[Task prompt] The full listing should be written out verbatim, and its images should be dropped.

[Material for the task]
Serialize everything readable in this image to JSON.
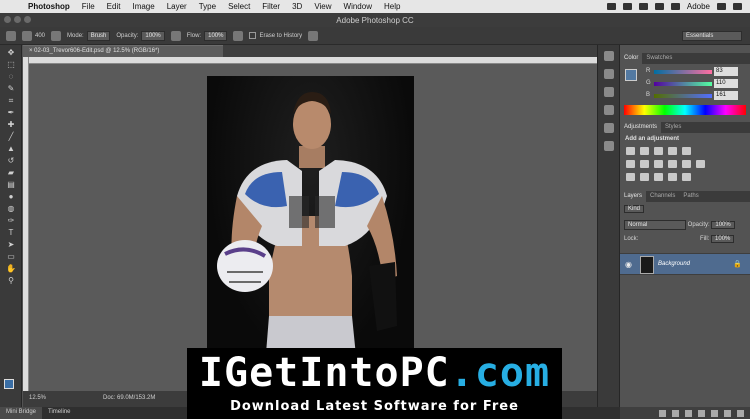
{
  "menubar": {
    "app_name": "Photoshop",
    "items": [
      "File",
      "Edit",
      "Image",
      "Layer",
      "Type",
      "Select",
      "Filter",
      "3D",
      "View",
      "Window",
      "Help"
    ],
    "right_label": "Adobe"
  },
  "window": {
    "title": "Adobe Photoshop CC"
  },
  "options": {
    "brush_size": "400",
    "mode_label": "Mode:",
    "mode_value": "Brush",
    "opacity_label": "Opacity:",
    "opacity_value": "100%",
    "flow_label": "Flow:",
    "flow_value": "100%",
    "erase_history": "Erase to History",
    "workspace": "Essentials"
  },
  "document": {
    "tab_title": "02-03_Trevor606-Edit.psd @ 12.5% (RGB/16*)",
    "zoom": "12.5%",
    "doc_size": "Doc: 69.0M/153.2M"
  },
  "bottom_tabs": [
    "Mini Bridge",
    "Timeline"
  ],
  "color_panel": {
    "tabs": [
      "Color",
      "Swatches"
    ],
    "r": "83",
    "g": "110",
    "b": "161",
    "r_label": "R",
    "g_label": "G",
    "b_label": "B"
  },
  "adjustments_panel": {
    "tabs": [
      "Adjustments",
      "Styles"
    ],
    "title": "Add an adjustment"
  },
  "layers_panel": {
    "tabs": [
      "Layers",
      "Channels",
      "Paths"
    ],
    "kind": "Kind",
    "blend": "Normal",
    "opacity_label": "Opacity:",
    "opacity_value": "100%",
    "lock_label": "Lock:",
    "fill_label": "Fill:",
    "fill_value": "100%",
    "layer_name": "Background"
  },
  "banner": {
    "title_main": "IGetIntoPC",
    "title_ext": ".com",
    "subtitle": "Download Latest Software for Free"
  },
  "colors": {
    "accent": "#4f6b8f",
    "fg_swatch": "#5379a1",
    "banner_blue": "#27aee3"
  }
}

[Result of the exercise]
Serialize everything readable in this image to JSON.
{
  "menubar": {
    "app_name": "Photoshop",
    "items": [
      "File",
      "Edit",
      "Image",
      "Layer",
      "Type",
      "Select",
      "Filter",
      "3D",
      "View",
      "Window",
      "Help"
    ],
    "right_label": "Adobe"
  },
  "window": {
    "title": "Adobe Photoshop CC"
  },
  "options": {
    "brush_size": "400",
    "mode_label": "Mode:",
    "mode_value": "Brush",
    "opacity_label": "Opacity:",
    "opacity_value": "100%",
    "flow_label": "Flow:",
    "flow_value": "100%",
    "erase_history": "Erase to History",
    "workspace": "Essentials"
  },
  "document": {
    "tab_title": "02-03_Trevor606-Edit.psd @ 12.5% (RGB/16*)",
    "zoom": "12.5%",
    "doc_size": "Doc: 69.0M/153.2M"
  },
  "bottom_tabs": [
    "Mini Bridge",
    "Timeline"
  ],
  "color_panel": {
    "tabs": [
      "Color",
      "Swatches"
    ],
    "r": "83",
    "g": "110",
    "b": "161",
    "r_label": "R",
    "g_label": "G",
    "b_label": "B"
  },
  "adjustments_panel": {
    "tabs": [
      "Adjustments",
      "Styles"
    ],
    "title": "Add an adjustment"
  },
  "layers_panel": {
    "tabs": [
      "Layers",
      "Channels",
      "Paths"
    ],
    "kind": "Kind",
    "blend": "Normal",
    "opacity_label": "Opacity:",
    "opacity_value": "100%",
    "lock_label": "Lock:",
    "fill_label": "Fill:",
    "fill_value": "100%",
    "layer_name": "Background"
  },
  "banner": {
    "title_main": "IGetIntoPC",
    "title_ext": ".com",
    "subtitle": "Download Latest Software for Free"
  },
  "colors": {
    "accent": "#4f6b8f",
    "fg_swatch": "#5379a1",
    "banner_blue": "#27aee3"
  }
}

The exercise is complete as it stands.